Abstracts of 27th Annual National Conference of the Indian Society of Otology
Indian Society of Otology

Management of Recurrent Collaural Fistula: A Case Report

Shalima P. S.
,
Shashikant A. Pol
,
Arjun Dass
,
Nitin Gupta

Subject Editor:
Further Information

Publication History

Publication Date:
30 September 2019 (online)

  

Introduction Collaural fistula or cervicoaural fistula is a rare anomaly accounting for less than 8% of first branchial cleft anomaly. Aberrant development of first branchial cleft may lead to formation of a cervical cyst or sinus in the region of ear.
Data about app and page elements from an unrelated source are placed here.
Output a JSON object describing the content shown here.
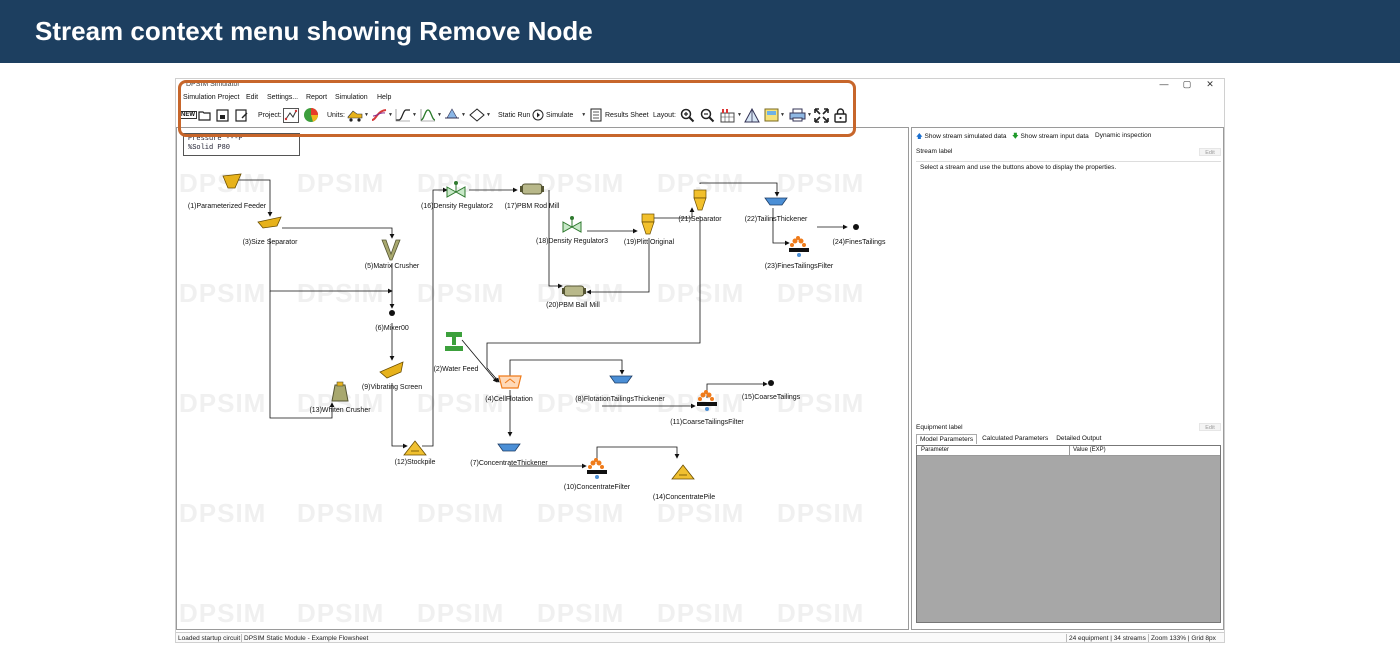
{
  "banner": {
    "title": "Stream context menu showing Remove Node"
  },
  "window": {
    "title": "DPSIM Simulator",
    "controls": {
      "minimize": "—",
      "maximize": "▢",
      "close": "✕"
    }
  },
  "menu": [
    "Simulation Project",
    "Edit",
    "Settings...",
    "Report",
    "Simulation",
    "Help"
  ],
  "toolbar": {
    "new_label": "NEW",
    "project_label": "Project:",
    "units_label": "Units:",
    "static_run": "Static Run",
    "simulate": "Simulate",
    "results_sheet": "Results Sheet",
    "layout_label": "Layout:"
  },
  "legend": {
    "line1": "Pressure  ---P",
    "line2": "%Solid   P80"
  },
  "watermark": {
    "text": "DPSIM"
  },
  "equipment": [
    {
      "id": "feeder",
      "label": "(1)Parameterized Feeder",
      "color": "#e7b21b"
    },
    {
      "id": "size-separator",
      "label": "(3)Size Separator",
      "color": "#e7b21b"
    },
    {
      "id": "matrix-crusher",
      "label": "(5)Matrix Crusher",
      "color": "#8d8d5a"
    },
    {
      "id": "mixer",
      "label": "(6)Mixer00",
      "color": "#111111"
    },
    {
      "id": "vibrating-screen",
      "label": "(9)Vibrating Screen",
      "color": "#e7b21b"
    },
    {
      "id": "whiten-crusher",
      "label": "(13)Whiten Crusher",
      "color": "#8d8d5a"
    },
    {
      "id": "stockpile",
      "label": "(12)Stockpile",
      "color": "#e7b21b"
    },
    {
      "id": "density-regulator2",
      "label": "(16)Density Regulator2",
      "color": "#4aa84a"
    },
    {
      "id": "pbm-rod-mill",
      "label": "(17)PBM Rod Mill",
      "color": "#8d8d5a"
    },
    {
      "id": "density-regulator3",
      "label": "(18)Density Regulator3",
      "color": "#4aa84a"
    },
    {
      "id": "plitt-original",
      "label": "(19)Plitt Original",
      "color": "#e7b21b"
    },
    {
      "id": "pbm-ball-mill",
      "label": "(20)PBM Ball Mill",
      "color": "#8d8d5a"
    },
    {
      "id": "separator",
      "label": "(21)Separator",
      "color": "#e7b21b"
    },
    {
      "id": "tailings-thickener",
      "label": "(22)TailinsThickener",
      "color": "#4b8fd6"
    },
    {
      "id": "fines-tailings-filter",
      "label": "(23)FinesTailingsFilter",
      "color": "#ef7b1a"
    },
    {
      "id": "fines-tailings",
      "label": "(24)FinesTailings",
      "color": "#111111"
    },
    {
      "id": "water-feed",
      "label": "(2)Water Feed",
      "color": "#3ca03c"
    },
    {
      "id": "cell-flotation",
      "label": "(4)CellFlotation",
      "color": "#ef7b1a"
    },
    {
      "id": "flotation-tailings-thickener",
      "label": "(8)FlotationTailingsThickener",
      "color": "#4b8fd6"
    },
    {
      "id": "coarse-tailings-filter",
      "label": "(11)CoarseTailingsFilter",
      "color": "#ef7b1a"
    },
    {
      "id": "coarse-tailings",
      "label": "(15)CoarseTailings",
      "color": "#111111"
    },
    {
      "id": "concentrate-thickener",
      "label": "(7)ConcentrateThickener",
      "color": "#4b8fd6"
    },
    {
      "id": "concentrate-filter",
      "label": "(10)ConcentrateFilter",
      "color": "#ef7b1a"
    },
    {
      "id": "concentrate-pile",
      "label": "(14)ConcentratePile",
      "color": "#e7b21b"
    }
  ],
  "right_panel": {
    "show_simulated": "Show stream simulated data",
    "show_input": "Show stream input data",
    "dynamic_inspection": "Dynamic inspection",
    "stream_label": "Stream label",
    "edit": "Edit",
    "stream_hint": "Select a stream and use the buttons above to display the properties.",
    "equipment_label": "Equipment label",
    "tabs": [
      "Model Parameters",
      "Calculated Parameters",
      "Detailed Output"
    ],
    "grid_columns": [
      "Parameter",
      "Value (EXP)"
    ]
  },
  "status": {
    "left": "Loaded startup circuit",
    "module": "DPSIM Static Module - Example Flowsheet",
    "counts": "24 equipment | 34 streams",
    "zoom": "Zoom 133% | Grid 8px"
  },
  "colors": {
    "banner": "#1d3f60",
    "highlight": "#c7662b",
    "grid": "#a7a7a7"
  }
}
Case Report We reported a case of a 4-year-old girl who presented with recurrent swelling in right infra-auricular region from 6 months of age. She had undergone incision and drainage of the swelling thrice at various peripheral hospitals over past 3.5 years. On examination, two sinuses were noticed surrounding lobule of right pinna of which one was present posterior to the lobule and second was present just above lobule at lateral most part of conchal cartilage.

Discussion Diagnosis of recurrent infected collaural fistula requires detailed clinical examination for presence of multiple sinuses surrounding the lobule and external auditory canal. In case of nonvisibility of sinus in external auditory canal, microscopic examination should be done. CT sonogram and MRI are useful diagnostic tools for recurrent infected fistulas. Surgical excision of whole tract is the definitive treatment but superficial parotidectomy along with it can reduce chances of recurrence significantly. If more than 30% of the circumference of external auditory canal is involved then split skin grafting is required for the coverage.

Conclusion Diagnosis of collaural fistula should be kept in mind whenever there is recurrent postaural or infra-aural swelling mainly in pediatric patients. Superficial parotidectomy along with complete excision reduces the recurrence rate. Facial nerve palsy can be a devastating complication of surgery.